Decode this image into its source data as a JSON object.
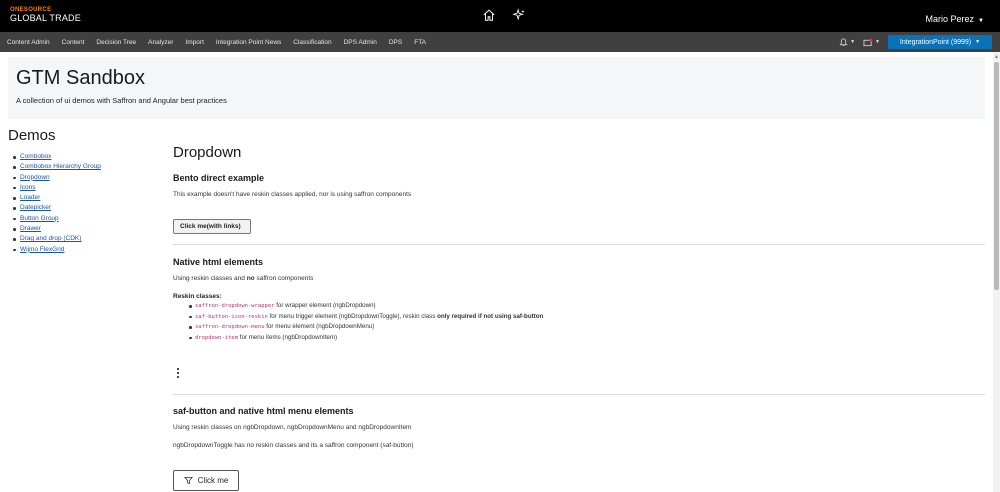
{
  "header": {
    "brand_small": "ONESOURCE",
    "brand_big": "GLOBAL TRADE",
    "user_name": "Mario Perez",
    "icons": [
      "home-icon",
      "sparkle-icon"
    ]
  },
  "nav": {
    "items": [
      "Content Admin",
      "Content",
      "Decision Tree",
      "Analyzer",
      "Import",
      "Integration Point News",
      "Classification",
      "DPS Admin",
      "DPS",
      "FTA"
    ],
    "integration_button": "IntegrationPoint (9999)",
    "icons": [
      "bell-icon",
      "inbox-icon"
    ]
  },
  "hero": {
    "title": "GTM Sandbox",
    "subtitle": "A collection of ui demos with Saffron and Angular best practices"
  },
  "sidebar": {
    "title": "Demos",
    "items": [
      "Combobox",
      "Combobox Hierarchy Group",
      "Dropdown",
      "Icons",
      "Loader",
      "Datepicker",
      "Button Group",
      "Drawer",
      "Drag and drop (CDK)",
      "Wijmo FlexGrid"
    ]
  },
  "main": {
    "title": "Dropdown",
    "bento": {
      "title": "Bento direct example",
      "desc": "This example doesn't have reskin classes applied, nor is using saffron components",
      "button": "Click me(with links)"
    },
    "native": {
      "title": "Native html elements",
      "desc_before": "Using reskin classes and ",
      "desc_bold": "no",
      "desc_after": " saffron components",
      "reskin_label": "Reskin classes:",
      "items": [
        {
          "code": "saffron-dropdown-wrapper",
          "text": " for wrapper element (ngbDropdown)",
          "bold": "",
          "tail": ""
        },
        {
          "code": "saf-button-icon-reskin",
          "text": " for menu trigger element (ngbDropdownToggle), reskin class ",
          "bold": "only required if not using saf-button",
          "tail": ""
        },
        {
          "code": "saffron-dropdown-menu",
          "text": " for menu element (ngbDropdownMenu)",
          "bold": "",
          "tail": ""
        },
        {
          "code": "dropdown-item",
          "text": " for menu items (ngbDropdownItem)",
          "bold": "",
          "tail": ""
        }
      ]
    },
    "safbutton": {
      "title": "saf-button and native html menu elements",
      "desc1": "Using reskin classes on ngbDropdown, ngbDropdownMenu and ngbDropdownItem",
      "desc2": "ngbDropdownToggle has no reskin classes and its a saffron component (saf-button)",
      "button": "Click me"
    }
  }
}
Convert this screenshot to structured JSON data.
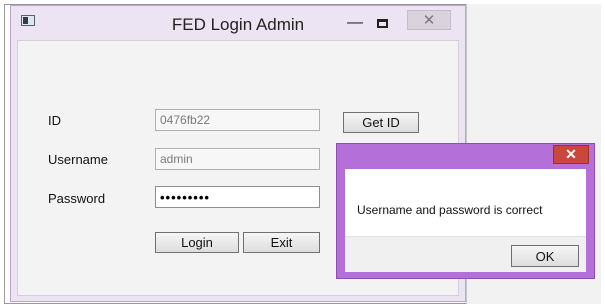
{
  "window": {
    "title": "FED Login Admin",
    "minimize_glyph": "—",
    "close_glyph": "✕"
  },
  "form": {
    "id_label": "ID",
    "id_value": "0476fb22",
    "get_id_label": "Get ID",
    "username_label": "Username",
    "username_value": "admin",
    "password_label": "Password",
    "password_mask": "•••••••••",
    "login_label": "Login",
    "exit_label": "Exit"
  },
  "message_box": {
    "close_glyph": "✕",
    "text": "Username and password is correct",
    "ok_label": "OK"
  },
  "colors": {
    "dialog_accent": "#b56fd8",
    "close_red": "#c9473f",
    "window_frame": "#ece3f3"
  }
}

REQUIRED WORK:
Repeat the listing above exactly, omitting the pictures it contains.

FINISHED EXERCISE:
Decode this image into its source data as a JSON object.
{
  "header": {
    "brand_small": "ONESOURCE",
    "brand_big": "GLOBAL TRADE",
    "user_name": "Mario Perez",
    "icons": [
      "home-icon",
      "sparkle-icon"
    ]
  },
  "nav": {
    "items": [
      "Content Admin",
      "Content",
      "Decision Tree",
      "Analyzer",
      "Import",
      "Integration Point News",
      "Classification",
      "DPS Admin",
      "DPS",
      "FTA"
    ],
    "integration_button": "IntegrationPoint (9999)",
    "icons": [
      "bell-icon",
      "inbox-icon"
    ]
  },
  "hero": {
    "title": "GTM Sandbox",
    "subtitle": "A collection of ui demos with Saffron and Angular best practices"
  },
  "sidebar": {
    "title": "Demos",
    "items": [
      "Combobox",
      "Combobox Hierarchy Group",
      "Dropdown",
      "Icons",
      "Loader",
      "Datepicker",
      "Button Group",
      "Drawer",
      "Drag and drop (CDK)",
      "Wijmo FlexGrid"
    ]
  },
  "main": {
    "title": "Dropdown",
    "bento": {
      "title": "Bento direct example",
      "desc": "This example doesn't have reskin classes applied, nor is using saffron components",
      "button": "Click me(with links)"
    },
    "native": {
      "title": "Native html elements",
      "desc_before": "Using reskin classes and ",
      "desc_bold": "no",
      "desc_after": " saffron components",
      "reskin_label": "Reskin classes:",
      "items": [
        {
          "code": "saffron-dropdown-wrapper",
          "text": " for wrapper element (ngbDropdown)",
          "bold": "",
          "tail": ""
        },
        {
          "code": "saf-button-icon-reskin",
          "text": " for menu trigger element (ngbDropdownToggle), reskin class ",
          "bold": "only required if not using saf-button",
          "tail": ""
        },
        {
          "code": "saffron-dropdown-menu",
          "text": " for menu element (ngbDropdownMenu)",
          "bold": "",
          "tail": ""
        },
        {
          "code": "dropdown-item",
          "text": " for menu items (ngbDropdownItem)",
          "bold": "",
          "tail": ""
        }
      ]
    },
    "safbutton": {
      "title": "saf-button and native html menu elements",
      "desc1": "Using reskin classes on ngbDropdown, ngbDropdownMenu and ngbDropdownItem",
      "desc2": "ngbDropdownToggle has no reskin classes and its a saffron component (saf-button)",
      "button": "Click me"
    }
  }
}
Convert this screenshot to structured JSON data.
{
  "window": {
    "title": "FED Login Admin",
    "minimize_glyph": "—",
    "close_glyph": "✕"
  },
  "form": {
    "id_label": "ID",
    "id_value": "0476fb22",
    "get_id_label": "Get ID",
    "username_label": "Username",
    "username_value": "admin",
    "password_label": "Password",
    "password_mask": "•••••••••",
    "login_label": "Login",
    "exit_label": "Exit"
  },
  "message_box": {
    "close_glyph": "✕",
    "text": "Username and password is correct",
    "ok_label": "OK"
  },
  "colors": {
    "dialog_accent": "#b56fd8",
    "close_red": "#c9473f",
    "window_frame": "#ece3f3"
  }
}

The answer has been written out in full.